In 1910 he joined the Buckingham Battalion of the Oxon and Bucks Light Infantry (Territorials) and as a Captain fought on the Western Front, being awarded the Military Cross for gallantry on the field.

On the evening of Thursday May 6th 1915, whilst in the trenches he was hit in the shoulder by a piece of rifle grenade, but fortunately the fragment missed the bone, and, after hospital treatment in England, he returned to France in 1916 as Adjutant of the 2nd Battalion of the county regiment.

He then remained in that capacity until recalled for special service at the Admiralty in 1918, the year before his marriage to the Hon. Daphne Mitford.
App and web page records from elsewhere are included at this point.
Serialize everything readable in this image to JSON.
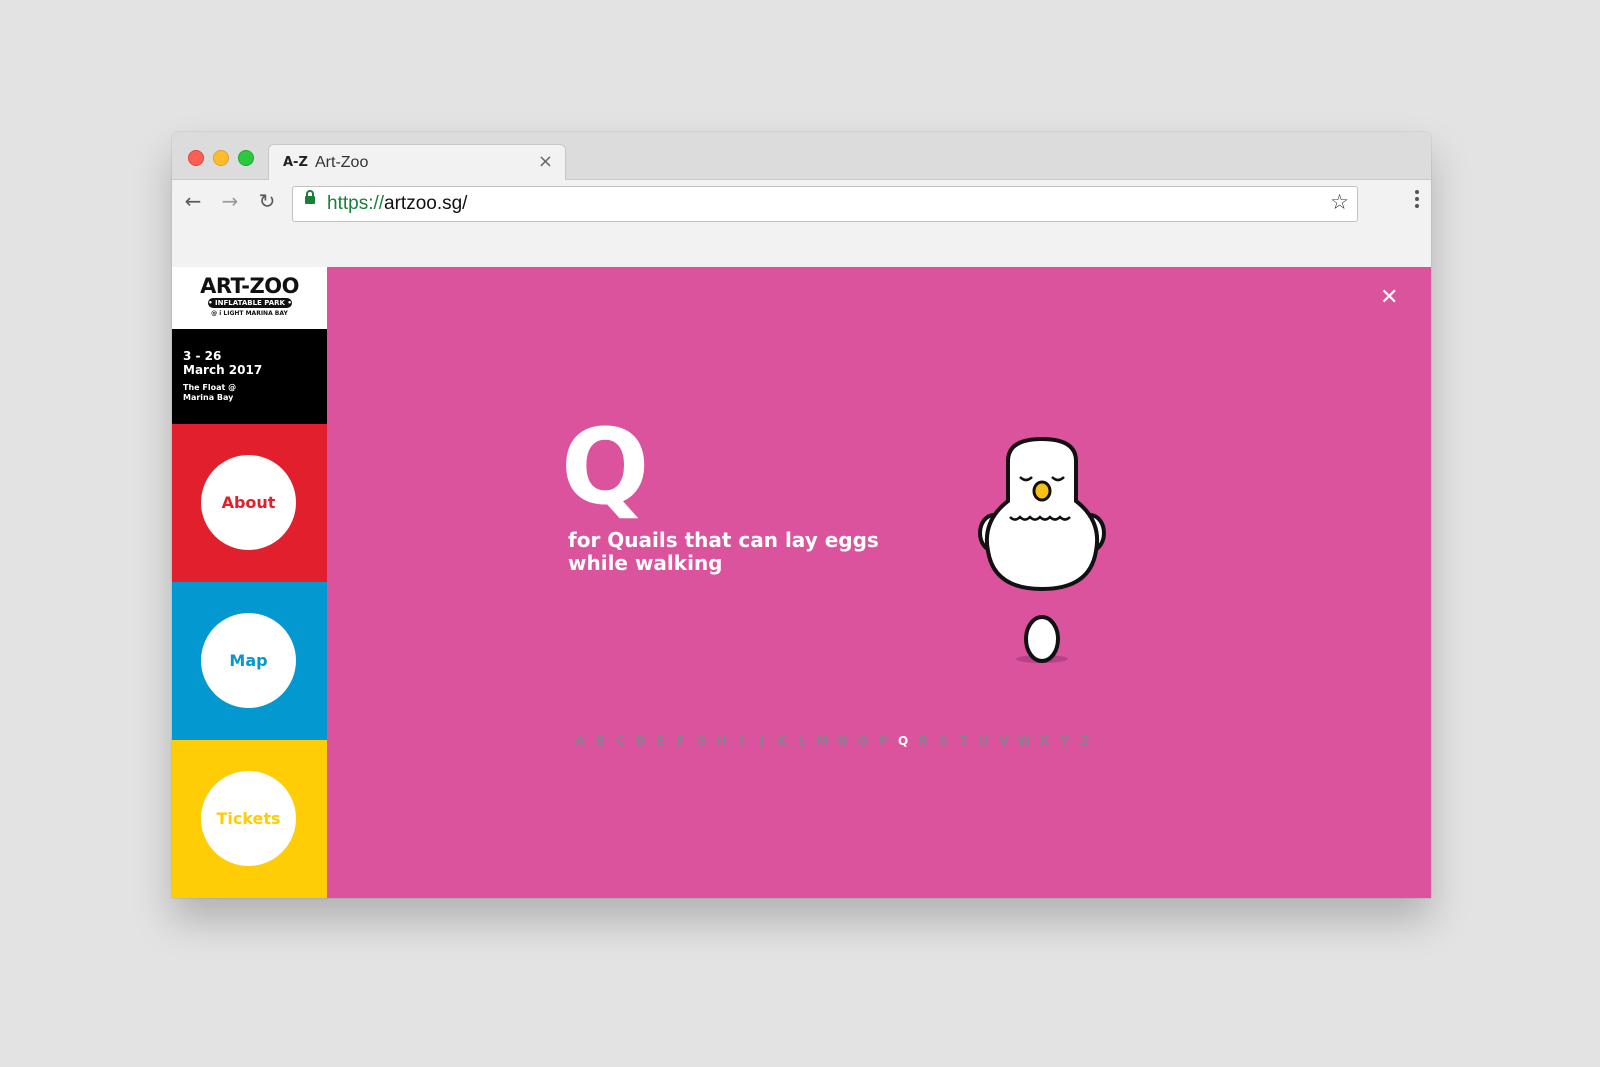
{
  "browser": {
    "tab": {
      "favicon_text": "A-Z",
      "title": "Art-Zoo",
      "close_glyph": "×"
    },
    "nav": {
      "back_glyph": "←",
      "forward_glyph": "→",
      "reload_glyph": "↻"
    },
    "address": {
      "scheme": "https://",
      "host": "artzoo.sg/"
    },
    "star_glyph": "☆"
  },
  "sidebar": {
    "logo": {
      "title": "ART-ZOO",
      "pill": "• INFLATABLE PARK •",
      "sub": "@ i LIGHT MARINA BAY"
    },
    "event": {
      "range": "3 - 26",
      "month": "March 2017",
      "venue_line1": "The Float @",
      "venue_line2": "Marina Bay"
    },
    "items": [
      {
        "label": "About",
        "color": "#e21f2c"
      },
      {
        "label": "Map",
        "color": "#0398cf"
      },
      {
        "label": "Tickets",
        "color": "#ffcd05"
      }
    ]
  },
  "main": {
    "background": "#db529d",
    "close_glyph": "✕",
    "letter": "Q",
    "caption_line1": "for Quails that can lay eggs",
    "caption_line2": "while walking",
    "illustration": "quail-icon",
    "alphabet": [
      "A",
      "B",
      "C",
      "D",
      "E",
      "F",
      "G",
      "H",
      "I",
      "J",
      "K",
      "L",
      "M",
      "N",
      "O",
      "P",
      "Q",
      "R",
      "S",
      "T",
      "U",
      "V",
      "W",
      "X",
      "Y",
      "Z"
    ],
    "active_letter": "Q"
  }
}
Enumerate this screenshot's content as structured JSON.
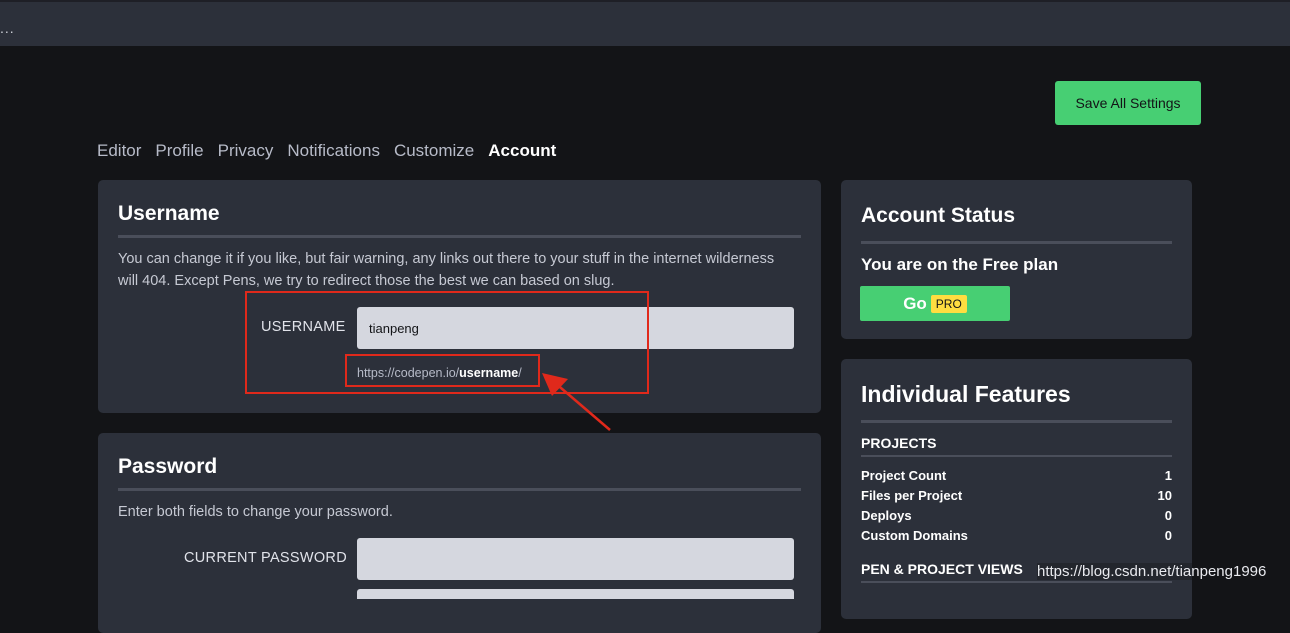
{
  "topbar": {
    "menu_dots": "..."
  },
  "header": {
    "save_label": "Save All Settings"
  },
  "tabs": [
    {
      "label": "Editor",
      "active": false
    },
    {
      "label": "Profile",
      "active": false
    },
    {
      "label": "Privacy",
      "active": false
    },
    {
      "label": "Notifications",
      "active": false
    },
    {
      "label": "Customize",
      "active": false
    },
    {
      "label": "Account",
      "active": true
    }
  ],
  "username_section": {
    "title": "Username",
    "description": "You can change it if you like, but fair warning, any links out there to your stuff in the internet wilderness will 404. Except Pens, we try to redirect those the best we can based on slug.",
    "field_label": "USERNAME",
    "field_value": "tianpeng",
    "url_prefix": "https://codepen.io/",
    "url_username": "username",
    "url_suffix": "/"
  },
  "password_section": {
    "title": "Password",
    "description": "Enter both fields to change your password.",
    "current_label": "CURRENT PASSWORD"
  },
  "account_status": {
    "title": "Account Status",
    "plan_text": "You are on the Free plan",
    "go_label": "Go",
    "pro_badge": "PRO"
  },
  "features": {
    "title": "Individual Features",
    "projects_heading": "PROJECTS",
    "rows": [
      {
        "label": "Project Count",
        "value": "1"
      },
      {
        "label": "Files per Project",
        "value": "10"
      },
      {
        "label": "Deploys",
        "value": "0"
      },
      {
        "label": "Custom Domains",
        "value": "0"
      }
    ],
    "views_heading": "PEN & PROJECT VIEWS"
  },
  "watermark": "https://blog.csdn.net/tianpeng1996",
  "colors": {
    "accent_green": "#47cf73",
    "pro_yellow": "#ffdd40",
    "annotation_red": "#e0291b"
  }
}
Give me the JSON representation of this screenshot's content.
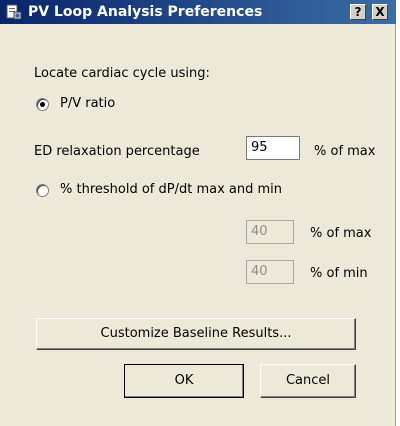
{
  "window": {
    "title": "PV Loop Analysis Preferences",
    "help_glyph": "?",
    "close_glyph": "X",
    "icon": "app-document-icon"
  },
  "locate": {
    "heading": "Locate cardiac cycle using:",
    "option_pv": {
      "label": "P/V ratio",
      "selected": true
    },
    "ed_relaxation": {
      "label": "ED relaxation percentage",
      "value": "95",
      "unit": "% of max"
    },
    "option_threshold": {
      "label": "% threshold of dP/dt max and min",
      "selected": false
    },
    "threshold_max": {
      "value": "40",
      "unit": "% of max"
    },
    "threshold_min": {
      "value": "40",
      "unit": "% of min"
    }
  },
  "buttons": {
    "customize": "Customize Baseline Results...",
    "ok": "OK",
    "cancel": "Cancel"
  },
  "colors": {
    "titlebar_start": "#0a246a",
    "titlebar_end": "#3a6ea5",
    "dialog_bg": "#ece9d8"
  }
}
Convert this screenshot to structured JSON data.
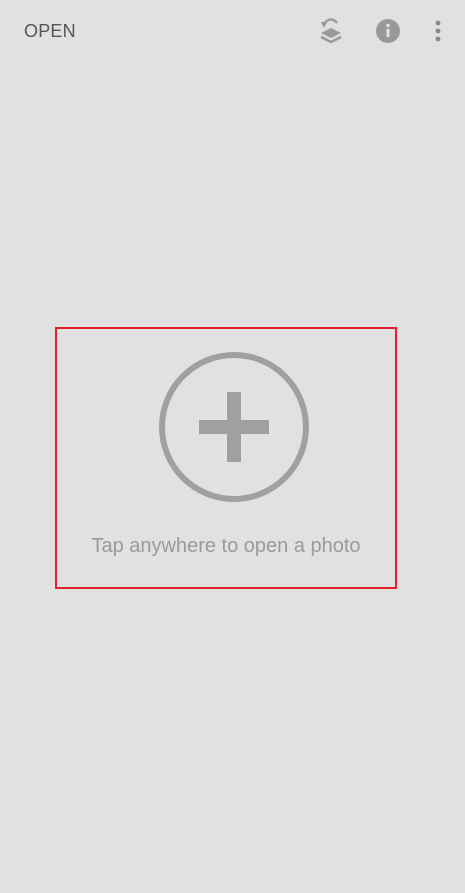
{
  "toolbar": {
    "open_label": "OPEN",
    "icons": {
      "layers": "layers-swap-icon",
      "info": "info-icon",
      "more": "more-vert-icon"
    },
    "icon_color": "#999999"
  },
  "main": {
    "add_icon": "add-circle-icon",
    "hint_text": "Tap anywhere to open a photo",
    "highlight_color": "#e0202a",
    "add_icon_color": "#a0a0a0"
  }
}
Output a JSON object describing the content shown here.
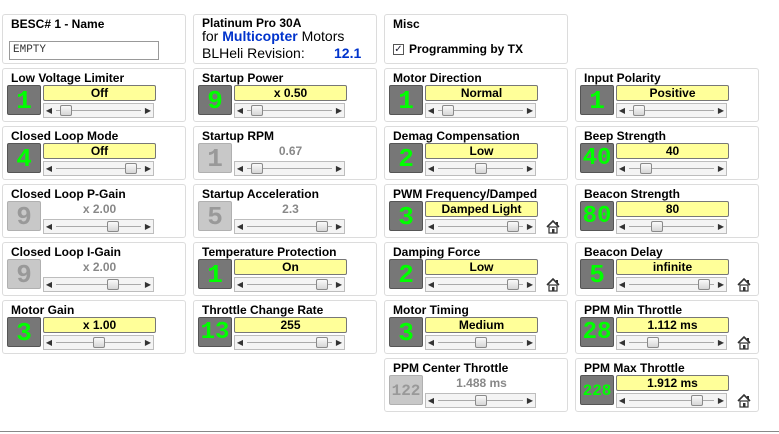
{
  "name_panel": {
    "title": "BESC# 1 - Name",
    "value": "EMPTY"
  },
  "info_panel": {
    "line1": "Platinum Pro 30A",
    "for_label": "for",
    "type": "Multicopter",
    "motors_label": "Motors",
    "revision_label": "BLHeli Revision:",
    "revision": "12.1"
  },
  "misc_panel": {
    "title": "Misc",
    "checkbox_label": "Programming by TX",
    "checked": true
  },
  "params": [
    {
      "id": "low-voltage-limiter",
      "title": "Low Voltage Limiter",
      "num": "1",
      "value": "Off",
      "pos": 0.05,
      "enabled": true,
      "house": false
    },
    {
      "id": "startup-power",
      "title": "Startup Power",
      "num": "9",
      "value": "x 0.50",
      "pos": 0.05,
      "enabled": true,
      "house": false
    },
    {
      "id": "motor-direction",
      "title": "Motor Direction",
      "num": "1",
      "value": "Normal",
      "pos": 0.05,
      "enabled": true,
      "house": false
    },
    {
      "id": "input-polarity",
      "title": "Input Polarity",
      "num": "1",
      "value": "Positive",
      "pos": 0.05,
      "enabled": true,
      "house": false
    },
    {
      "id": "closed-loop-mode",
      "title": "Closed Loop Mode",
      "num": "4",
      "value": "Off",
      "pos": 0.95,
      "enabled": true,
      "house": false
    },
    {
      "id": "startup-rpm",
      "title": "Startup RPM",
      "num": "1",
      "value": "0.67",
      "pos": 0.05,
      "enabled": false,
      "house": false
    },
    {
      "id": "demag-compensation",
      "title": "Demag Compensation",
      "num": "2",
      "value": "Low",
      "pos": 0.5,
      "enabled": true,
      "house": false
    },
    {
      "id": "beep-strength",
      "title": "Beep Strength",
      "num": "40",
      "value": "40",
      "pos": 0.15,
      "enabled": true,
      "house": false
    },
    {
      "id": "closed-loop-p-gain",
      "title": "Closed Loop P-Gain",
      "num": "9",
      "value": "x 2.00",
      "pos": 0.7,
      "enabled": false,
      "house": false
    },
    {
      "id": "startup-acceleration",
      "title": "Startup Acceleration",
      "num": "5",
      "value": "2.3",
      "pos": 0.95,
      "enabled": false,
      "house": false
    },
    {
      "id": "pwm-frequency-damped",
      "title": "PWM Frequency/Damped",
      "num": "3",
      "value": "Damped Light",
      "pos": 0.95,
      "enabled": true,
      "house": true
    },
    {
      "id": "beacon-strength",
      "title": "Beacon Strength",
      "num": "80",
      "value": "80",
      "pos": 0.3,
      "enabled": true,
      "house": false
    },
    {
      "id": "closed-loop-i-gain",
      "title": "Closed Loop I-Gain",
      "num": "9",
      "value": "x 2.00",
      "pos": 0.7,
      "enabled": false,
      "house": false
    },
    {
      "id": "temperature-protection",
      "title": "Temperature Protection",
      "num": "1",
      "value": "On",
      "pos": 0.95,
      "enabled": true,
      "house": false
    },
    {
      "id": "damping-force",
      "title": "Damping Force",
      "num": "2",
      "value": "Low",
      "pos": 0.95,
      "enabled": true,
      "house": true
    },
    {
      "id": "beacon-delay",
      "title": "Beacon Delay",
      "num": "5",
      "value": "infinite",
      "pos": 0.95,
      "enabled": true,
      "house": true
    },
    {
      "id": "motor-gain",
      "title": "Motor Gain",
      "num": "3",
      "value": "x 1.00",
      "pos": 0.5,
      "enabled": true,
      "house": false
    },
    {
      "id": "throttle-change-rate",
      "title": "Throttle Change  Rate",
      "num": "13",
      "value": "255",
      "pos": 0.95,
      "enabled": true,
      "house": false
    },
    {
      "id": "motor-timing",
      "title": "Motor Timing",
      "num": "3",
      "value": "Medium",
      "pos": 0.5,
      "enabled": true,
      "house": false
    },
    {
      "id": "ppm-min-throttle",
      "title": "PPM Min Throttle",
      "num": "28",
      "value": "1.112 ms",
      "pos": 0.25,
      "enabled": true,
      "house": true
    },
    {
      "id": "ppm-center-throttle",
      "title": "PPM Center Throttle",
      "num": "122",
      "value": "1.488 ms",
      "pos": 0.5,
      "enabled": false,
      "house": false
    },
    {
      "id": "ppm-max-throttle",
      "title": "PPM Max Throttle",
      "num": "228",
      "value": "1.912 ms",
      "pos": 0.85,
      "enabled": true,
      "house": true
    }
  ]
}
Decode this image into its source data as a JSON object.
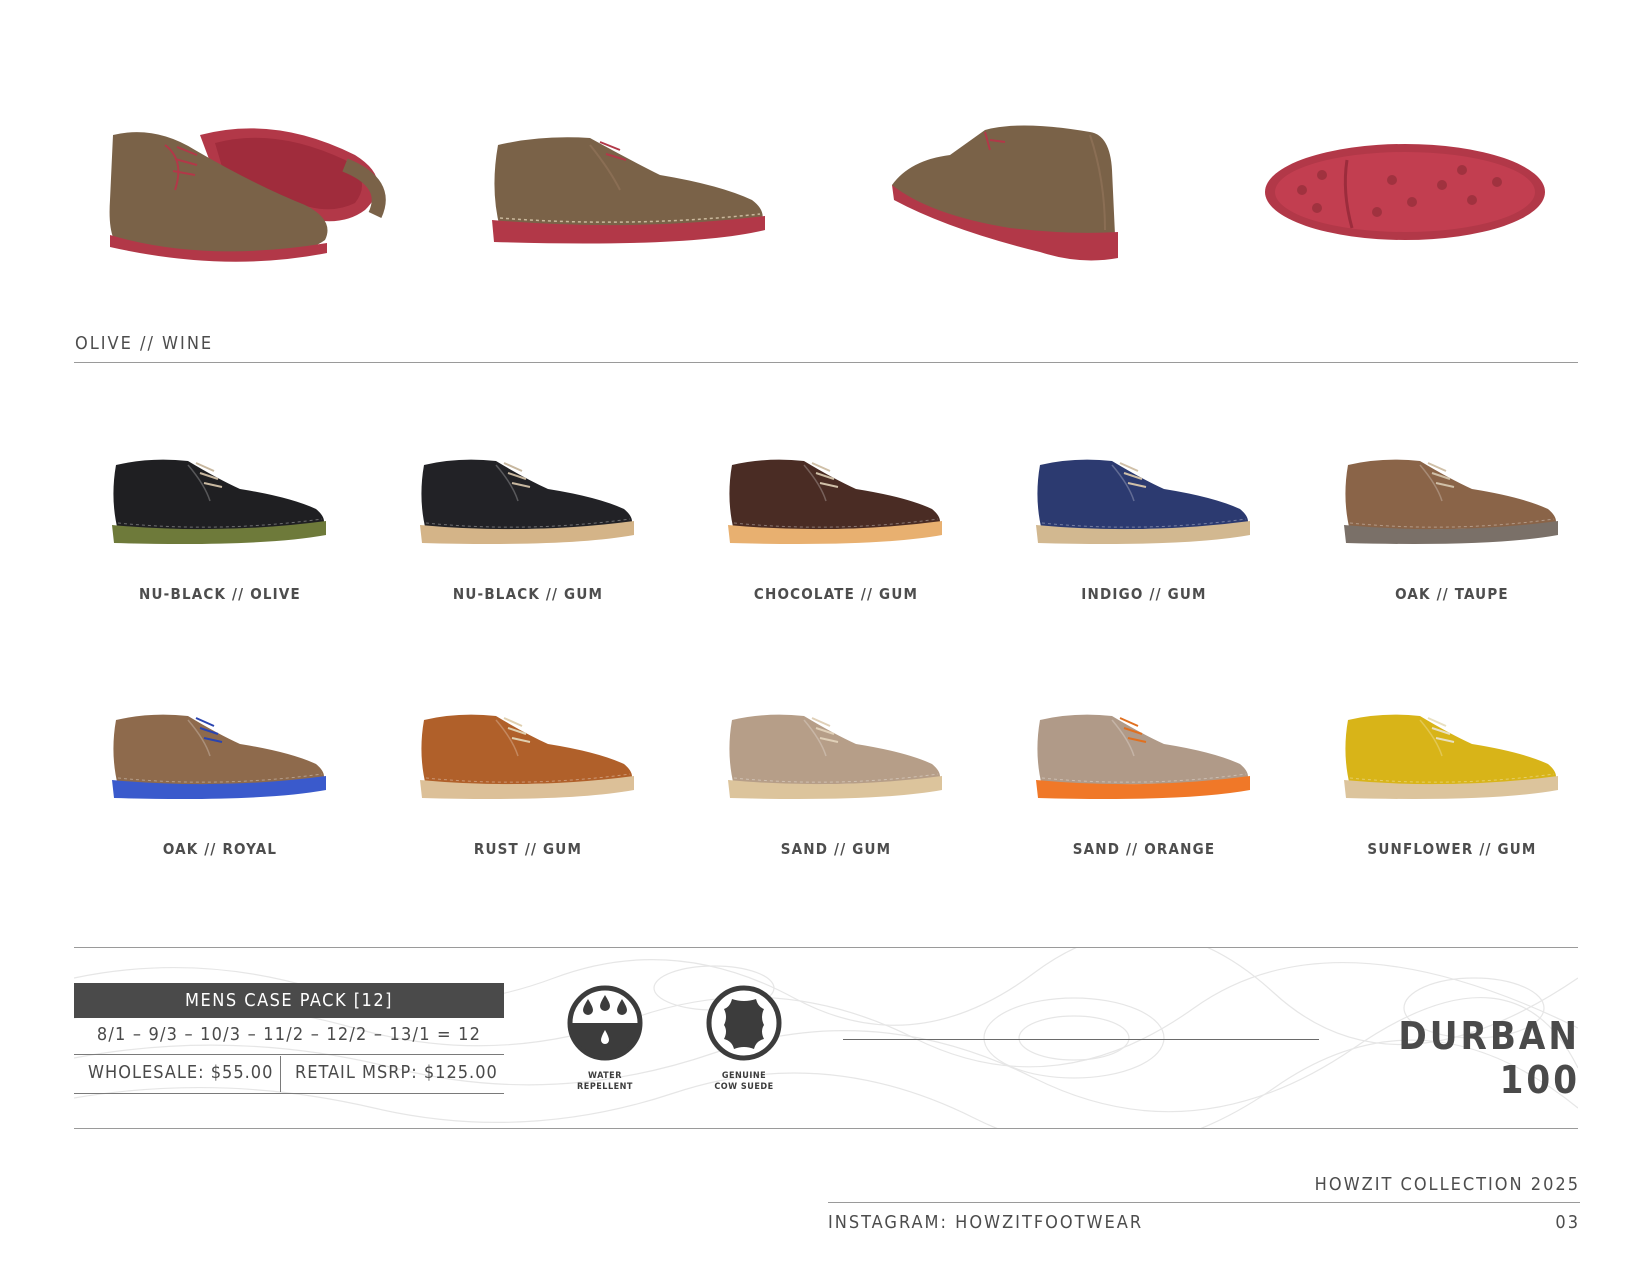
{
  "featured": {
    "colorway": "OLIVE // WINE",
    "views": [
      "pair-view",
      "side-view",
      "rear-view",
      "sole-view"
    ]
  },
  "variants_row1": [
    {
      "name": "NU-BLACK // OLIVE",
      "upper": "#1f1f22",
      "sole": "#6e7a3a",
      "lace": "#c8b8a0"
    },
    {
      "name": "NU-BLACK // GUM",
      "upper": "#222226",
      "sole": "#d4b488",
      "lace": "#c8b8a0"
    },
    {
      "name": "CHOCOLATE // GUM",
      "upper": "#4a2c24",
      "sole": "#e8b070",
      "lace": "#d0c0a8"
    },
    {
      "name": "INDIGO // GUM",
      "upper": "#2c3a70",
      "sole": "#d2b890",
      "lace": "#d0c0a8"
    },
    {
      "name": "OAK // TAUPE",
      "upper": "#8a6448",
      "sole": "#7a7068",
      "lace": "#d0c0a8"
    }
  ],
  "variants_row2": [
    {
      "name": "OAK // ROYAL",
      "upper": "#8e6a4c",
      "sole": "#3a5acc",
      "lace": "#2a44b0"
    },
    {
      "name": "RUST // GUM",
      "upper": "#b0602a",
      "sole": "#dcc098",
      "lace": "#e0d0b0"
    },
    {
      "name": "SAND // GUM",
      "upper": "#b69e88",
      "sole": "#dcc49c",
      "lace": "#e0d0b8"
    },
    {
      "name": "SAND // ORANGE",
      "upper": "#b09a88",
      "sole": "#f07828",
      "lace": "#e07020"
    },
    {
      "name": "SUNFLOWER // GUM",
      "upper": "#d8b418",
      "sole": "#dcc49c",
      "lace": "#e8e0c0"
    }
  ],
  "case_pack": {
    "title": "MENS CASE PACK [12]",
    "sizes": "8/1 – 9/3 – 10/3 – 11/2 – 12/2 – 13/1 = 12",
    "wholesale": "WHOLESALE: $55.00",
    "retail": "RETAIL MSRP: $125.00"
  },
  "badges": [
    {
      "icon": "water-drops-icon",
      "line1": "WATER",
      "line2": "REPELLENT"
    },
    {
      "icon": "leather-hide-icon",
      "line1": "GENUINE",
      "line2": "COW SUEDE"
    }
  ],
  "model_name": "DURBAN 100",
  "footer": {
    "collection": "HOWZIT COLLECTION 2025",
    "instagram": "INSTAGRAM: HOWZITFOOTWEAR",
    "page_number": "03"
  },
  "colors": {
    "text": "#4a4a4a",
    "rule": "#9a9a9a",
    "olive_upper": "#7a6248",
    "wine_sole": "#b23848"
  }
}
Entering politics, he was returned with a clear majority as the Coalition Conservative Member for North Bucks, and, being conscientious in his duties, gained much respect, not least from taking a great interest in the welfare of ex servicemen.

Knighted in 1929, in 1935 he was appointed as Comptroller of His Majesty’s Household, and by 1937 had contested and won seven elections, all with substantial majorities.

Following the outbreak of World War Two he joined the Home Guard Directorate at the War Office, and there he would be engaged until the end of the conflict. Keen on hunting, he was also a keen cricketer, and during the summer would play for the Weston Underwood and other local clubs.

Of his three children, whilst serving in the R.A.F. his eldest son was killed in action during World War Two, and so his younger son, the Hon. Bertram Stanley Mitford Bowyer, born in 1927, would succeed to the barony in 1948 at the death of his father, which, at the age of 62, occurred on the morning of Tuesday, November 30th 1948, after an operation in a London nursing home.

Drawn by two horses, the coffin was borne from The Manor in a farm cart, and with many notables present the funeral took place at Weston Underwood Church on Friday, December 3rd 1948, the two standards of the Olney branch of the British Legion, of which he had been president, being held aloft at the entrance.

Writing in the Times on Monday, December 6th 1948, ‘J’ would pen this fitting tribute to Lord Denman - the Rt. Hon. Sir George Edward Wentworth Bowyer M.C., first Baron Denham of Weston Underwood and first baronet; “The motto of George Bowyer - the name I think, by which his old friends will still remember him best - should have been “I serve.”

Whether it was an intimate friend, a constituent, or just an acquaintance that needed his help he was always available, and there must indeed be many who, on looking back, will gratefully remember the leg up which they owe to his kindness.

In politics, in his business, and in sport, he will be greatly missed by his friends in all walks of life, and not least by some of the humblest.”

Pleasing credentials, and credentials which expose scantily clad antics as mere attention seeking silliness, through which the naked truth can be quite easily discerned by a far from silly electorate.